Entries taken from a collection:
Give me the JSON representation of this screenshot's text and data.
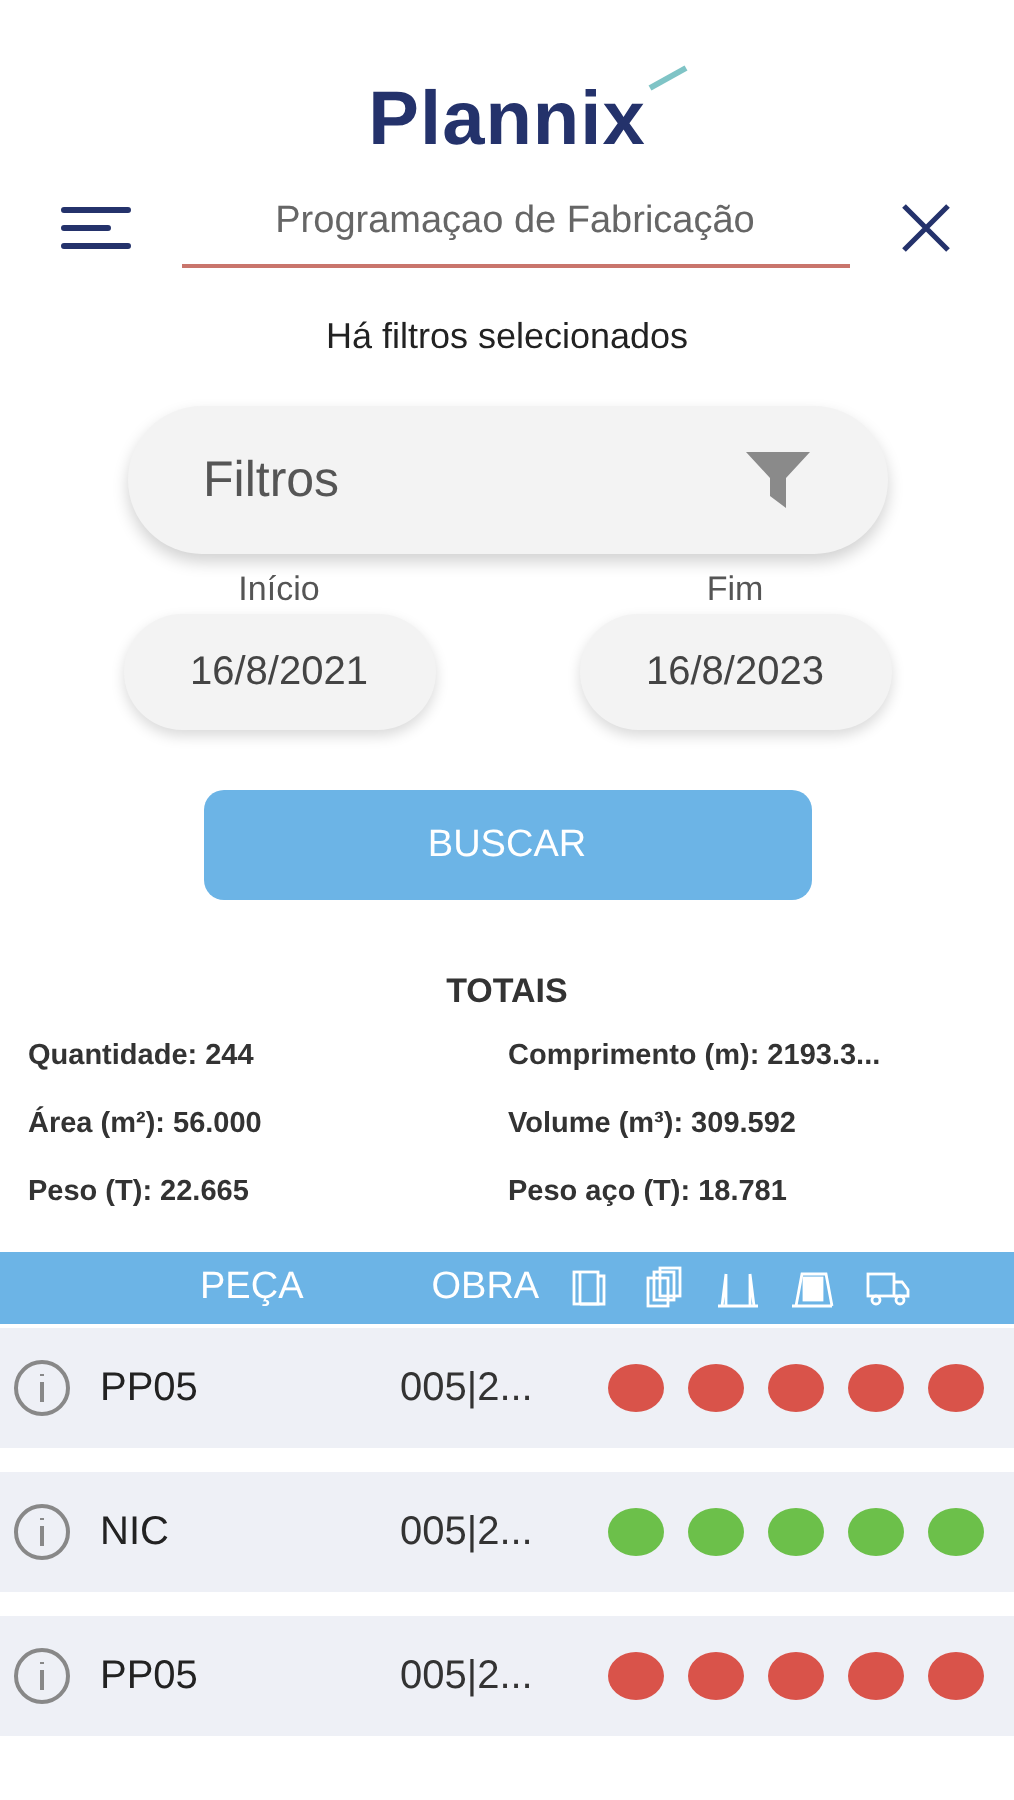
{
  "logo": "Plannix",
  "header": {
    "title": "Programaçao de Fabricação"
  },
  "filter_notice": "Há filtros selecionados",
  "filters": {
    "label": "Filtros"
  },
  "dates": [
    {
      "label": "Início",
      "value": "16/8/2021"
    },
    {
      "label": "Fim",
      "value": "16/8/2023"
    }
  ],
  "search_button": "BUSCAR",
  "totals": {
    "title": "TOTAIS",
    "items": [
      "Quantidade: 244",
      "Comprimento (m): 2193.3...",
      "Área (m²): 56.000",
      "Volume (m³): 309.592",
      "Peso (T): 22.665",
      "Peso aço (T): 18.781"
    ]
  },
  "table": {
    "columns": [
      "PEÇA",
      "OBRA"
    ],
    "rows": [
      {
        "peca": "PP05",
        "obra": "005|2...",
        "stages": [
          {
            "color": "#d9534a"
          },
          {
            "color": "#d9534a"
          },
          {
            "color": "#d9534a"
          },
          {
            "color": "#d9534a"
          },
          {
            "color": "#d9534a"
          }
        ]
      },
      {
        "peca": "NIC",
        "obra": "005|2...",
        "stages": [
          {
            "color": "#6cc04a"
          },
          {
            "color": "#6cc04a"
          },
          {
            "color": "#6cc04a"
          },
          {
            "color": "#6cc04a"
          },
          {
            "color": "#6cc04a"
          }
        ]
      },
      {
        "peca": "PP05",
        "obra": "005|2...",
        "stages": [
          {
            "color": "#d9534a"
          },
          {
            "color": "#d9534a"
          },
          {
            "color": "#d9534a"
          },
          {
            "color": "#d9534a"
          },
          {
            "color": "#d9534a"
          }
        ]
      }
    ]
  }
}
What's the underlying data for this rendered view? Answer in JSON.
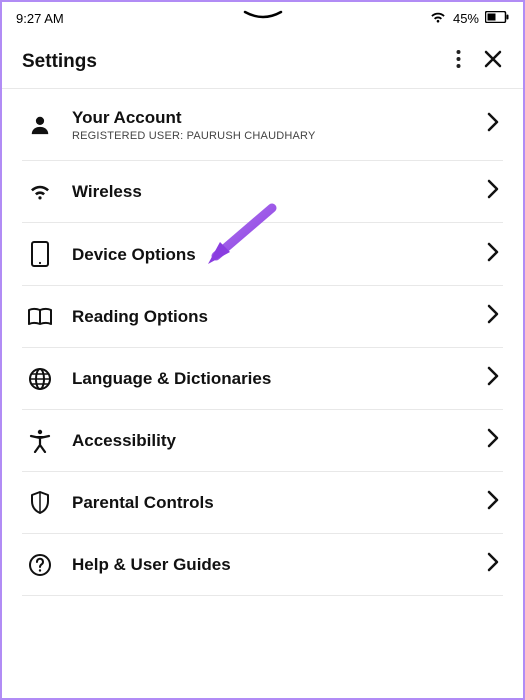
{
  "status": {
    "time": "9:27 AM",
    "battery_pct": "45%"
  },
  "header": {
    "title": "Settings"
  },
  "items": [
    {
      "id": "your-account",
      "icon": "person",
      "title": "Your Account",
      "subtitle": "REGISTERED USER: PAURUSH CHAUDHARY"
    },
    {
      "id": "wireless",
      "icon": "wifi",
      "title": "Wireless"
    },
    {
      "id": "device-options",
      "icon": "device",
      "title": "Device Options"
    },
    {
      "id": "reading-options",
      "icon": "book",
      "title": "Reading Options"
    },
    {
      "id": "language-dictionaries",
      "icon": "globe",
      "title": "Language & Dictionaries"
    },
    {
      "id": "accessibility",
      "icon": "accessibility",
      "title": "Accessibility"
    },
    {
      "id": "parental-controls",
      "icon": "shield",
      "title": "Parental Controls"
    },
    {
      "id": "help-user-guides",
      "icon": "help",
      "title": "Help & User Guides"
    }
  ],
  "annotation": {
    "type": "arrow",
    "color": "#9b4de0",
    "target": "device-options"
  }
}
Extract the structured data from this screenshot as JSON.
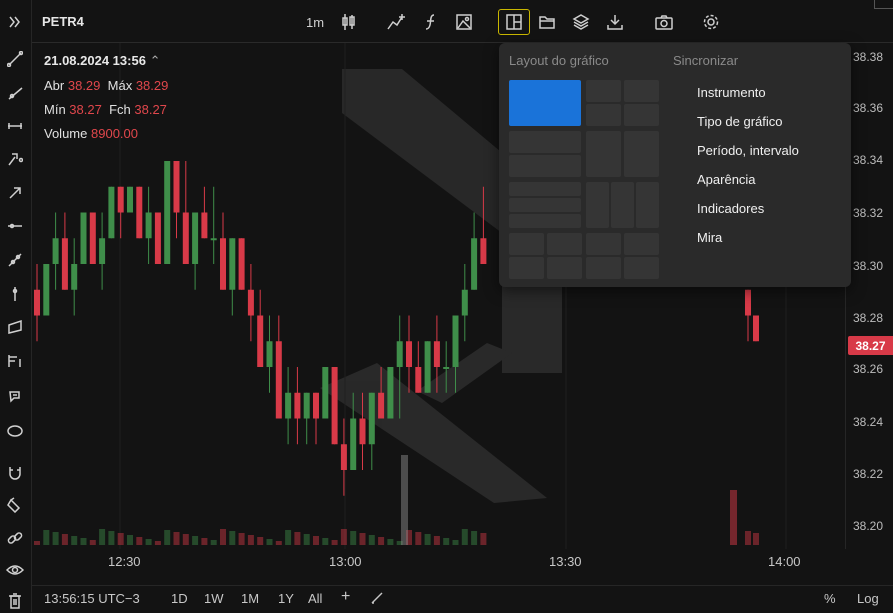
{
  "header": {
    "symbol": "PETR4",
    "interval": "1m"
  },
  "toolbar_icons": [
    "candlestick-icon",
    "indicators-icon",
    "function-icon",
    "image-icon",
    "layout-icon",
    "folder-icon",
    "layers-icon",
    "download-icon",
    "camera-icon",
    "settings-icon"
  ],
  "left_tools": [
    "chevrons-icon",
    "trendline-icon",
    "ray-icon",
    "horizontal-ray-icon",
    "pitchfork-icon",
    "arrow-icon",
    "horizontal-line-icon",
    "extended-line-icon",
    "vertical-line-icon",
    "parallel-channel-icon",
    "fib-icon",
    "brush-icon",
    "ellipse-icon",
    "magnet-icon",
    "paint-icon",
    "link-icon",
    "eye-icon",
    "trash-icon"
  ],
  "legend": {
    "datetime": "21.08.2024 13:56",
    "open_label": "Abr",
    "open": "38.29",
    "high_label": "Máx",
    "high": "38.29",
    "low_label": "Mín",
    "low": "38.27",
    "close_label": "Fch",
    "close": "38.27",
    "volume_label": "Volume",
    "volume": "8900.00"
  },
  "price_axis": [
    "38.38",
    "38.36",
    "38.34",
    "38.32",
    "38.30",
    "38.28",
    "38.26",
    "38.24",
    "38.22",
    "38.20"
  ],
  "last_price": "38.27",
  "time_axis": [
    "12:30",
    "13:00",
    "13:30",
    "14:00"
  ],
  "bottom_bar": {
    "clock": "13:56:15 UTC−3",
    "ranges": [
      "1D",
      "1W",
      "1M",
      "1Y",
      "All"
    ],
    "plus": "+",
    "percent": "%",
    "log": "Log"
  },
  "dropdown": {
    "layout_title": "Layout do gráfico",
    "sync_title": "Sincronizar",
    "sync_items": [
      "Instrumento",
      "Tipo de gráfico",
      "Período, intervalo",
      "Aparência",
      "Indicadores",
      "Mira"
    ]
  },
  "colors": {
    "up": "#3f8e4a",
    "down": "#d83a48",
    "accent": "#1a73d9",
    "background": "#131313"
  },
  "chart_data": {
    "type": "candlestick",
    "y_range": [
      38.2,
      38.39
    ],
    "x_labels": [
      "12:30",
      "13:00",
      "13:30",
      "14:00"
    ],
    "candles": [
      [
        38.29,
        38.3,
        38.27,
        38.28
      ],
      [
        38.28,
        38.3,
        38.28,
        38.3
      ],
      [
        38.3,
        38.32,
        38.29,
        38.31
      ],
      [
        38.31,
        38.32,
        38.29,
        38.29
      ],
      [
        38.29,
        38.31,
        38.28,
        38.3
      ],
      [
        38.3,
        38.32,
        38.3,
        38.32
      ],
      [
        38.32,
        38.32,
        38.3,
        38.3
      ],
      [
        38.3,
        38.32,
        38.29,
        38.31
      ],
      [
        38.31,
        38.33,
        38.31,
        38.33
      ],
      [
        38.33,
        38.33,
        38.31,
        38.32
      ],
      [
        38.32,
        38.33,
        38.32,
        38.33
      ],
      [
        38.33,
        38.33,
        38.31,
        38.31
      ],
      [
        38.31,
        38.33,
        38.3,
        38.32
      ],
      [
        38.32,
        38.32,
        38.3,
        38.3
      ],
      [
        38.3,
        38.34,
        38.3,
        38.34
      ],
      [
        38.34,
        38.34,
        38.31,
        38.32
      ],
      [
        38.32,
        38.34,
        38.3,
        38.3
      ],
      [
        38.3,
        38.32,
        38.29,
        38.32
      ],
      [
        38.32,
        38.33,
        38.31,
        38.31
      ],
      [
        38.31,
        38.33,
        38.3,
        38.31
      ],
      [
        38.31,
        38.32,
        38.29,
        38.29
      ],
      [
        38.29,
        38.31,
        38.28,
        38.31
      ],
      [
        38.31,
        38.31,
        38.29,
        38.29
      ],
      [
        38.29,
        38.3,
        38.27,
        38.28
      ],
      [
        38.28,
        38.29,
        38.26,
        38.26
      ],
      [
        38.26,
        38.28,
        38.25,
        38.27
      ],
      [
        38.27,
        38.28,
        38.24,
        38.24
      ],
      [
        38.24,
        38.26,
        38.23,
        38.25
      ],
      [
        38.25,
        38.26,
        38.23,
        38.24
      ],
      [
        38.24,
        38.25,
        38.23,
        38.25
      ],
      [
        38.25,
        38.25,
        38.23,
        38.24
      ],
      [
        38.24,
        38.26,
        38.24,
        38.26
      ],
      [
        38.26,
        38.26,
        38.23,
        38.23
      ],
      [
        38.23,
        38.24,
        38.21,
        38.22
      ],
      [
        38.22,
        38.25,
        38.22,
        38.24
      ],
      [
        38.24,
        38.25,
        38.22,
        38.23
      ],
      [
        38.23,
        38.25,
        38.22,
        38.25
      ],
      [
        38.25,
        38.26,
        38.24,
        38.24
      ],
      [
        38.24,
        38.26,
        38.24,
        38.26
      ],
      [
        38.26,
        38.28,
        38.24,
        38.27
      ],
      [
        38.27,
        38.28,
        38.25,
        38.26
      ],
      [
        38.26,
        38.27,
        38.25,
        38.25
      ],
      [
        38.25,
        38.27,
        38.25,
        38.27
      ],
      [
        38.27,
        38.28,
        38.25,
        38.26
      ],
      [
        38.26,
        38.27,
        38.25,
        38.26
      ],
      [
        38.26,
        38.28,
        38.25,
        38.28
      ],
      [
        38.28,
        38.3,
        38.27,
        38.29
      ],
      [
        38.29,
        38.32,
        38.29,
        38.31
      ],
      [
        38.31,
        38.33,
        38.3,
        38.3
      ]
    ],
    "tail_candles": [
      [
        38.29,
        38.29,
        38.27,
        38.28
      ],
      [
        38.28,
        38.28,
        38.27,
        38.27
      ]
    ]
  }
}
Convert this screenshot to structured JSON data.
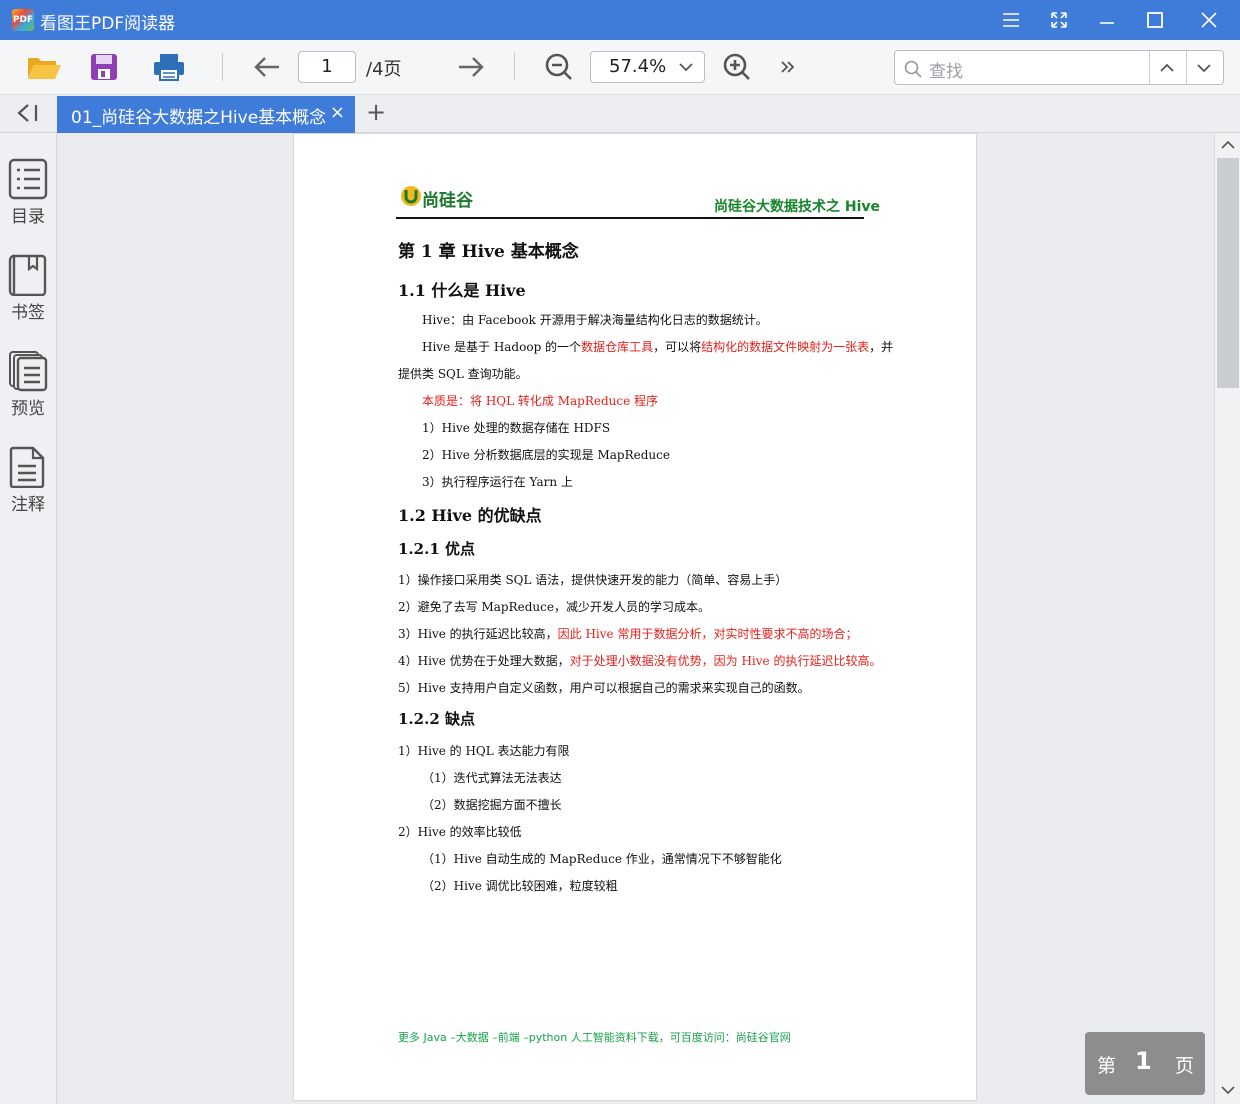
{
  "app": {
    "title": "看图王PDF阅读器",
    "logo_text": "PDF"
  },
  "toolbar": {
    "page_current": "1",
    "page_total": "/4页",
    "zoom": "57.4%",
    "search_placeholder": "查找"
  },
  "tabs": [
    {
      "label": "01_尚硅谷大数据之Hive基本概念",
      "close": "×"
    }
  ],
  "tab_add": "+",
  "sidebar": {
    "items": [
      {
        "label": "目录"
      },
      {
        "label": "书签"
      },
      {
        "label": "预览"
      },
      {
        "label": "注释"
      }
    ]
  },
  "document": {
    "logo_text": "尚硅谷",
    "header_right": "尚硅谷大数据技术之 Hive",
    "h1": "第 1 章  Hive 基本概念",
    "s1_title": "1.1  什么是 Hive",
    "s1_p1": "Hive：由 Facebook 开源用于解决海量结构化日志的数据统计。",
    "s1_p2_a": "Hive 是基于 Hadoop 的一个",
    "s1_p2_b": "数据仓库工具",
    "s1_p2_c": "，可以将",
    "s1_p2_d": "结构化的数据文件映射为一张表",
    "s1_p2_e": "，并",
    "s1_p2_f": "提供类 SQL 查询功能。",
    "s1_p3": "本质是：将 HQL 转化成 MapReduce 程序",
    "s1_l1": "1）Hive 处理的数据存储在 HDFS",
    "s1_l2": "2）Hive 分析数据底层的实现是 MapReduce",
    "s1_l3": "3）执行程序运行在 Yarn 上",
    "s2_title": "1.2 Hive 的优缺点",
    "s21_title": "1.2.1  优点",
    "s21_l1": "1）操作接口采用类 SQL 语法，提供快速开发的能力（简单、容易上手）",
    "s21_l2": "2）避免了去写 MapReduce，减少开发人员的学习成本。",
    "s21_l3_a": "3）Hive 的执行延迟比较高，",
    "s21_l3_b": "因此 Hive 常用于数据分析，对实时性要求不高的场合；",
    "s21_l4_a": "4）Hive 优势在于处理大数据，",
    "s21_l4_b": "对于处理小数据没有优势，因为 Hive 的执行延迟比较高。",
    "s21_l5": "5）Hive 支持用户自定义函数，用户可以根据自己的需求来实现自己的函数。",
    "s22_title": "1.2.2  缺点",
    "s22_l1": "1）Hive 的 HQL 表达能力有限",
    "s22_l1a": "（1）迭代式算法无法表达",
    "s22_l1b": "（2）数据挖掘方面不擅长",
    "s22_l2": "2）Hive 的效率比较低",
    "s22_l2a": "（1）Hive 自动生成的 MapReduce 作业，通常情况下不够智能化",
    "s22_l2b": "（2）Hive 调优比较困难，粒度较粗",
    "footer": "更多 Java –大数据 –前端 –python 人工智能资料下载，可百度访问：尚硅谷官网"
  },
  "page_badge": {
    "prefix": "第",
    "number": "1",
    "suffix": "页"
  },
  "colors": {
    "accent": "#3f7bd9",
    "highlight_red": "#e5211c",
    "green": "#16852b"
  }
}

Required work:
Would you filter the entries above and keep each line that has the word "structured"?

Output for this exercise:
Extract the structured data from this screenshot as JSON.
Convert this screenshot to structured JSON data.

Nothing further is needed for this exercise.